Make yourself laugh and never take yourself too seriously. I think this is true in any instance no matter who you are. Writing comes with plenty of disappointment and rejection and sometimes you just need a sense of humor about it. I always try to add some element of humor in my writing no matter what the topic is. Sometimes thinking up silly situations for your project can help get you in a more motivated spirit. It’s like cracking a joke with your coworkers. Only, in this scenario, all your coworkers are imaginary and you know everything about them. Unless of course, you’re writing non-fiction.
Tool Number 5: Limit Distractions
If you’re like me, you sit at your desk and immediately feel the need to do other things. Get rid of all distractions! Easily distracted by shiny new websites? GET OUT of there. Disconnect your internet if you have to. See a pretty book you’ve been wanting to read? HIDE IT under your bedsheets so you forget about it. Then, you have a nice surprise when you climb into bed. Try to reduce clutter as much as possible which can be difficult when you’ve got a lot of notes. I guess the real goal is to stay organized in your workspace so you can stay focused in your brain if that makes sense.

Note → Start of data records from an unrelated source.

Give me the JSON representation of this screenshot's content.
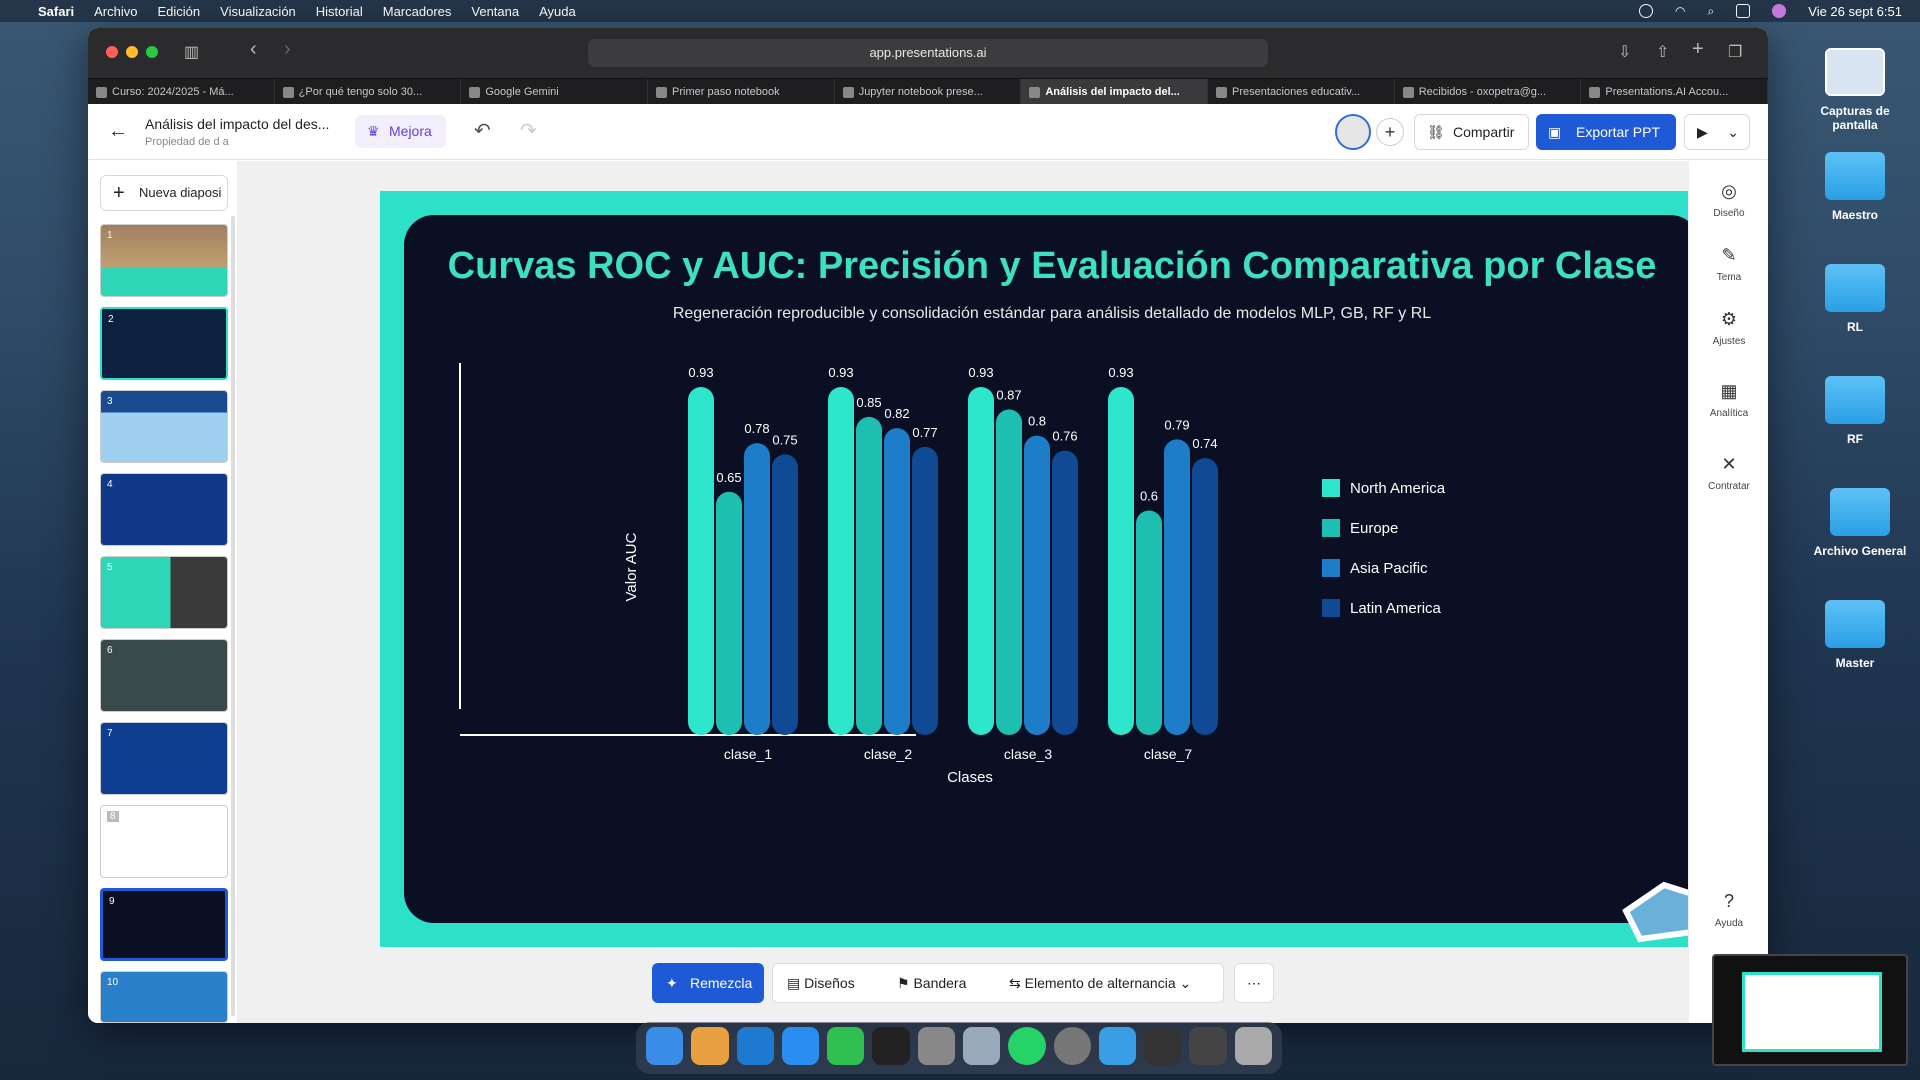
{
  "menubar": {
    "app": "Safari",
    "items": [
      "Archivo",
      "Edición",
      "Visualización",
      "Historial",
      "Marcadores",
      "Ventana",
      "Ayuda"
    ],
    "datetime": "Vie 26 sept 6:51"
  },
  "browser": {
    "url": "app.presentations.ai",
    "tabs": [
      "Curso: 2024/2025 - Má...",
      "¿Por qué tengo solo 30...",
      "Google Gemini",
      "Primer paso notebook",
      "Jupyter notebook prese...",
      "Análisis del impacto del...",
      "Presentaciones educativ...",
      "Recibidos - oxopetra@g...",
      "Presentations.AI Accou..."
    ],
    "active_tab": 5
  },
  "app": {
    "doc_title": "Análisis del impacto del des...",
    "doc_sub": "Propiedad de d a",
    "mejora": "Mejora",
    "share": "Compartir",
    "export": "Exportar PPT",
    "new_slide": "Nueva diaposi"
  },
  "thumbs": [
    "1",
    "2",
    "3",
    "4",
    "5",
    "6",
    "7",
    "8",
    "9",
    "10"
  ],
  "slide": {
    "title": "Curvas ROC y AUC: Precisión y Evaluación Comparativa por Clase",
    "subtitle": "Regeneración reproducible y consolidación estándar para análisis detallado de modelos MLP, GB, RF y RL"
  },
  "chart_data": {
    "type": "bar",
    "categories": [
      "clase_1",
      "clase_2",
      "clase_3",
      "clase_7"
    ],
    "series": [
      {
        "name": "North America",
        "values": [
          0.93,
          0.93,
          0.93,
          0.93
        ],
        "color": "#2ee6cc"
      },
      {
        "name": "Europe",
        "values": [
          0.65,
          0.85,
          0.87,
          0.6
        ],
        "color": "#1cbfb0"
      },
      {
        "name": "Asia Pacific",
        "values": [
          0.78,
          0.82,
          0.8,
          0.79
        ],
        "color": "#1e7dc8"
      },
      {
        "name": "Latin America",
        "values": [
          0.75,
          0.77,
          0.76,
          0.74
        ],
        "color": "#104a94"
      }
    ],
    "xlabel": "Clases",
    "ylabel": "Valor AUC",
    "ylim": [
      0,
      1
    ],
    "legend": "right"
  },
  "right_panel": [
    "Diseño",
    "Tema",
    "Ajustes",
    "Analítica",
    "Contratar",
    "Ayuda"
  ],
  "bottom_bar": {
    "remix": "Remezcla",
    "designs": "Diseños",
    "flag": "Bandera",
    "toggle": "Elemento de alternancia"
  },
  "desktop": [
    "Capturas de pantalla",
    "Maestro",
    "RL",
    "RF",
    "Archivo General",
    "Master"
  ]
}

(One lava lamp allowed per desk by the way.)
Tool Number 6: Dictionary
And that’s a dictionary, not a thesaurus. Dictionaries can help with spelling things out, clearing up definitions… it’s a dictionary. If you need me to define it, look it up. If you find yourself using a thesaurus, ask yourself, why am I like this? I’m just kidding. A thesaurus is good when you’re using a lot of the same words in a sentence, but don’t want to look like a dope so you try to branch out. The problem with leaning on a thesaurus too hard is that it can make your writing sound scatterbrained and foolhardy. Tread lightly, my friend.
Honestly, writing isn’t usually that difficult. It’s mostly just trying to power through as much as you can with the time you have. The hard part is the after part. That is if you want to get it out there in the world and not stuck in your desk.